A fixed-rate loan features the same payment for the entire duration of your mortgage. The property taxes and homeowners insurance will go up over time, but in general, payment amounts on fixed rate loans vary little.
When you first take out a fixed-rate loan, most of the payment goes toward interest. That gradually reverses as the loan ages.
You can choose a fixed-rate loan in order to lock in a low rate. People choose these types of loans because interest rates are low and they want to lock in this low rate. If you have an Adjustable Rate Mortgage (ARM) now, refinancing into a fixed-rate loan can offer more stability in monthly payments. If you have an Adjustable Rate Mortgage (ARM) now, we'd love to help you lock in a fixed-rate at a favorable rate. Call Strategic Home Loans, Inc. at (805) 496-7500 to learn more.
There are many kinds of Adjustable Rate Mortgages. Generally, the interest rates on ARMs are based on a federal index. Some examples of outside indexes are: the 6-month CD rate, the one-year Treasury Security rate, the Federal Home Loan Bank's 11th District Cost of Funds Index (COFI), or others.
Most ARM programs feature a "cap" that protects you from sudden monthly payment increases. Some ARMs won't increase more than 2% per year, regardless of the underlying interest rate. Your loan may feature a "payment cap" that instead of capping the interest rate directly, caps the amount your monthly payment can increase in one period. Plus, the great majority of adjustable programs have a "lifetime cap" — this means that your rate can't ever exceed the capped percentage.
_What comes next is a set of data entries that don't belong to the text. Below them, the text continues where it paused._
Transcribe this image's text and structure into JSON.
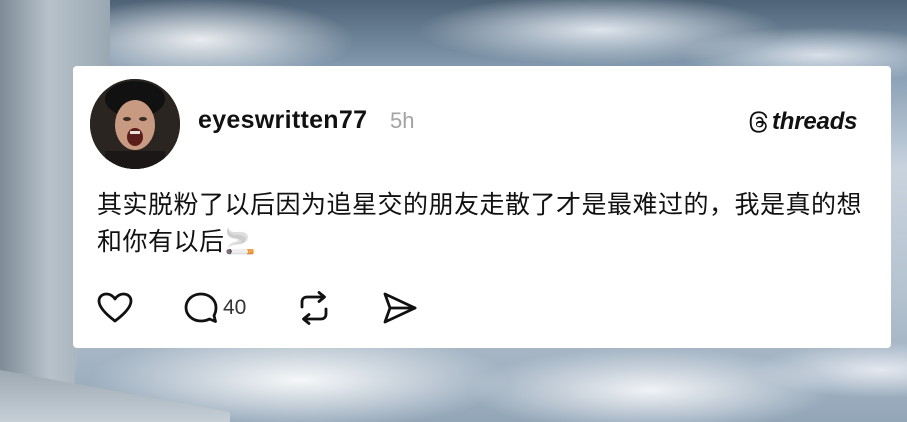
{
  "post": {
    "username": "eyeswritten77",
    "time": "5h",
    "brand": "threads",
    "text": "其实脱粉了以后因为追星交的朋友走散了才是最难过的，我是真的想和你有以后🚬",
    "reply_count": "40"
  },
  "icons": {
    "like": "heart-icon",
    "reply": "comment-icon",
    "repost": "repost-icon",
    "share": "send-icon",
    "logo": "threads-logo-icon"
  }
}
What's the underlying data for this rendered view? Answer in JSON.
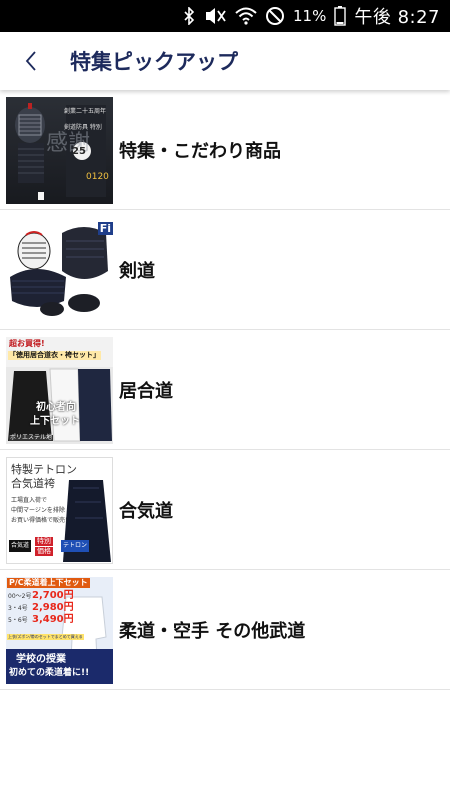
{
  "status_bar": {
    "battery_percent": "11%",
    "time": "午後 8:27",
    "icons": [
      "bluetooth-icon",
      "mute-vibrate-icon",
      "wifi-icon",
      "do-not-disturb-icon",
      "battery-icon"
    ]
  },
  "app_bar": {
    "back_icon": "chevron-left-icon",
    "title": "特集ピックアップ"
  },
  "items": [
    {
      "label": "特集・こだわり商品",
      "thumb": {
        "line1": "創業二十五周年",
        "line2": "剣道防具 特別",
        "big": "25",
        "kanji": "感謝",
        "tel": "0120"
      }
    },
    {
      "label": "剣道",
      "thumb": {
        "badge": "Fi"
      }
    },
    {
      "label": "居合道",
      "thumb": {
        "top": "超お買得!",
        "banner": "「徳用居合道衣・袴セット」",
        "mid1": "初心者向",
        "mid2": "上下セット",
        "foot": "ポリエステル地"
      }
    },
    {
      "label": "合気道",
      "thumb": {
        "t1": "特製テトロン",
        "t2": "合気道袴",
        "d1": "工場直入荷で",
        "d2": "中間マージンを排除",
        "d3": "お買い得価格で販売!",
        "tag1": "合気道",
        "tag2a": "特別",
        "tag2b": "価格",
        "tag3": "テトロン"
      }
    },
    {
      "label": "柔道・空手 その他武道",
      "thumb": {
        "head": "P/C柔道着上下セット",
        "s1": "00～2号",
        "p1": "2,700円",
        "s2": "3・4号",
        "p2": "2,980円",
        "s3": "5・6号",
        "p3": "3,490円",
        "note": "上衣/ズボン/帯のセットでまとめて買える",
        "l1": "学校の授業",
        "l2": "初めての柔道着に!!"
      }
    }
  ]
}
ARMs usually start out at a very low rate that usually increases as the loan ages. You may have heard about "3/1 ARMs" or "5/1 ARMs". For these loans, the introductory rate is fixed for three or five years. It then adjusts every year. These loans are fixed for 3 or 5 years, then adjust. These loans are usually best for people who expect to move in three or five years. These types of ARMs are best for borrowers who will move before the initial lock expires.
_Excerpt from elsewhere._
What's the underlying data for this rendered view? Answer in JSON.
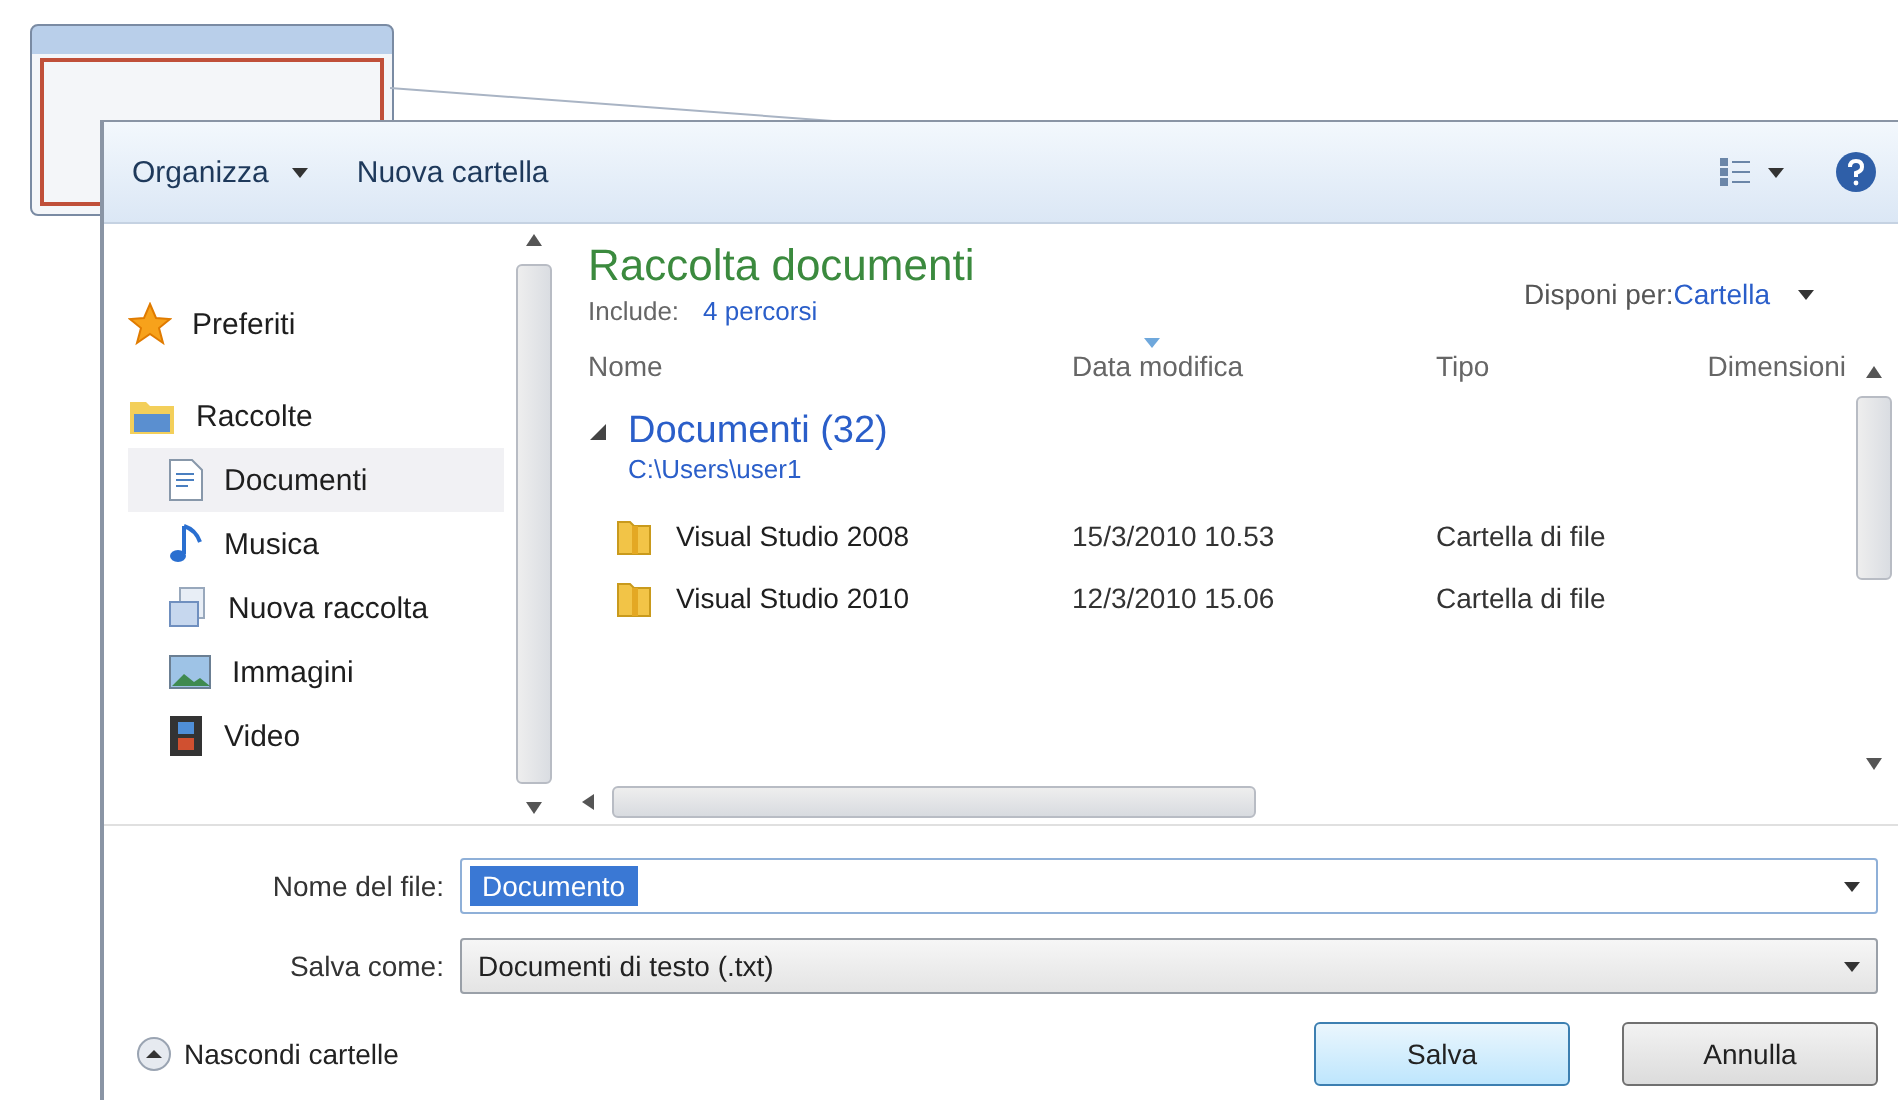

You might choose an ARM to take advantage of a very low introductory rate and count on moving, refinancing or simply absorbing the higher rate after the introductory rate expires. ARMs can be risky if property values decrease and borrowers are unable to sell or refinance.
Have questions about mortgage loans? Call us at (805) 496-7500. We answer questions about different types of loans every day.